Winner: Spurs in 6
While the Heat certainly have the edge in home-court advantage, owning the world's best player and the athleticism marks by a long shot, the Spurs are one of the NBA's great franchises for a reason—they make adjustments when it counts.
Golden State had the edge on San Antonio in the same departments that Miami will opening up this series, including lightning-quick guards that can make defenses pay and the ability to get out in transition and get easy baskets.
Rebounding is a stat that many will pay attention to and give Miami the edge at during this series, but it's actually San Antonio who has a better per-game average on the glass by over five boards per game.
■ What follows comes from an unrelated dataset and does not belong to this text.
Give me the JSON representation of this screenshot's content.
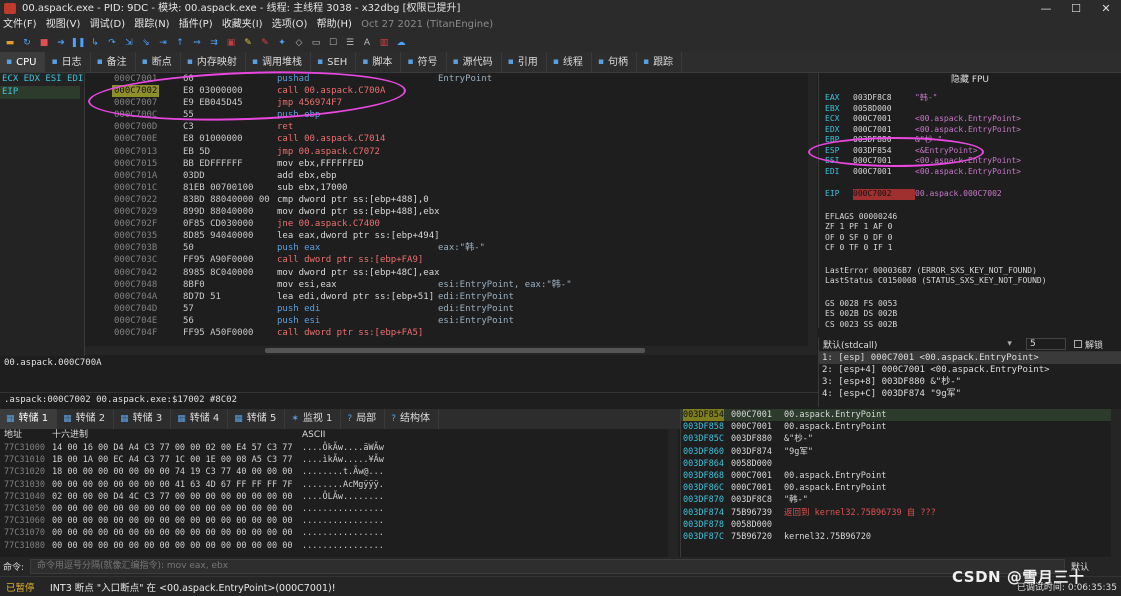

Both teams have a negative differential heading into the series, but this is a series where offensive rebounding for both teams can change a possession with long-reaching impacts.
There aren't many teams who could handle the week-long layoff that San Antonio just went through. The Spurs are one of only a handful of franchise that you don't equate rest to rust with, simply because they are the consummate franchise of discipline and success—not to mention the 30-somethings on the roster need the R and R.
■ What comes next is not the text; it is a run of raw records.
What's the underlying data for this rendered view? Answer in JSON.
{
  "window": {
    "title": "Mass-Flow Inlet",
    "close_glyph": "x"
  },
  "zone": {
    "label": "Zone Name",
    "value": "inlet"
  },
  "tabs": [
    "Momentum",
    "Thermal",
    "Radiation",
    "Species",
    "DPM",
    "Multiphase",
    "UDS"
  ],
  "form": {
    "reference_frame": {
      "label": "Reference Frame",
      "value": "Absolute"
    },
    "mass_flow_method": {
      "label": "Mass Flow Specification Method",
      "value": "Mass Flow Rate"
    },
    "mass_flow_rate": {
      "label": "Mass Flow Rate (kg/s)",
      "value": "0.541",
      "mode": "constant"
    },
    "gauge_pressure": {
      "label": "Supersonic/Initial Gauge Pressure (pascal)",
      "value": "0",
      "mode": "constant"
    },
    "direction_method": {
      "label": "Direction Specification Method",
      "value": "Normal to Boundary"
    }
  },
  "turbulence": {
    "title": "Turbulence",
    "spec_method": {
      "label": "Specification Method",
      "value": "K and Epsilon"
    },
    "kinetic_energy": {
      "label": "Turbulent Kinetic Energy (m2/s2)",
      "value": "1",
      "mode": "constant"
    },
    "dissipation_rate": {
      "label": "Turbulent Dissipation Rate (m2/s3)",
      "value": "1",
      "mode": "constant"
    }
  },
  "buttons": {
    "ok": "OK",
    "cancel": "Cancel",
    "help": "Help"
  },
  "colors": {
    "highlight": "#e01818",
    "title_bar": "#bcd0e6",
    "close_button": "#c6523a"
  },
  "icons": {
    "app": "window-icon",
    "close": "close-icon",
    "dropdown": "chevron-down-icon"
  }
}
While Miami has the trophy and the mantra of being the league's most exciting, most talked-about teams, San Antonio shouldn't be underestimated because the media markets haven't been to the Alamo as frequently as the beach.
In a back-and-forth series after four games, I think Game 5 goes to the Spurs in San Antonio. In a similar path that the Mavericks managed to take hold of their series with the Heat in 2011, that Game 5 win should give the Spurs enough momentum to bring home the title in Miami in Game 6.
Finals MVP: PG Tony Parker
With all due respect to LeBron James, Tony Parker was the hottest player in the first three rounds of the NBA playoffs (Paul George and Nate Robinson might have a case, too).
The three-time NBA champion has been lights-out in 14 playoff games so far, averaging 23.0 points and 7.2 assists per game, totaling two double-doubles and never scoring below 13 points in any of San Antonio's contests so far.
Shooting close to 50 percent from the field and even chipping in 37.5 percent of his threes, Parker has dominated opposing point guards who try to defend him, including Mike Conley, who he victimized for 37 points and six assists in San Antonio's close-out win over Memphis.
Parker was the MVP of the finals in 2007, and there's no reason his strong play shouldn't carry San Antonio in this series. One of the NBA's most underrated point guards will finally get some new hardware to display if the Spurs do indeed find a way to bring title No. 5 back to the Alamo City.
Follow Bleacher Report Featured Columnist Ethan Grant on Twitter: